TASK: Exactly how many lines in the entries contain "jest"? Give that number alone.

(Data extracted from a collection)
• • • • •

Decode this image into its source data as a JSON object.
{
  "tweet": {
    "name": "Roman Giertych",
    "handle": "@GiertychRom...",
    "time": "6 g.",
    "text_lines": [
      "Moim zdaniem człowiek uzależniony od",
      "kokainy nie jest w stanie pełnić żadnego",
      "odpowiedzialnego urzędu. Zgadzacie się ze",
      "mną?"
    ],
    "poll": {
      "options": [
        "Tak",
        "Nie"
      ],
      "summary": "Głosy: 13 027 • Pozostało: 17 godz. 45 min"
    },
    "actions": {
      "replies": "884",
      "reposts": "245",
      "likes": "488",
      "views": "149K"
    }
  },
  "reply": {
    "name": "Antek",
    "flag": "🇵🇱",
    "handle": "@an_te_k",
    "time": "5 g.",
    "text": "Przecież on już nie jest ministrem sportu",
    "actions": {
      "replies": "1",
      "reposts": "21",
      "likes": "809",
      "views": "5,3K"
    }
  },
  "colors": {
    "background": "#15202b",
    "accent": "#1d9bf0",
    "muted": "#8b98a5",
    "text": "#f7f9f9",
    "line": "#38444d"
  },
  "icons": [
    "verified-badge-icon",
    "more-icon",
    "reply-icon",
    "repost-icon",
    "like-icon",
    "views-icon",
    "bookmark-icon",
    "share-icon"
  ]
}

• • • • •

FINISHED TASK: 2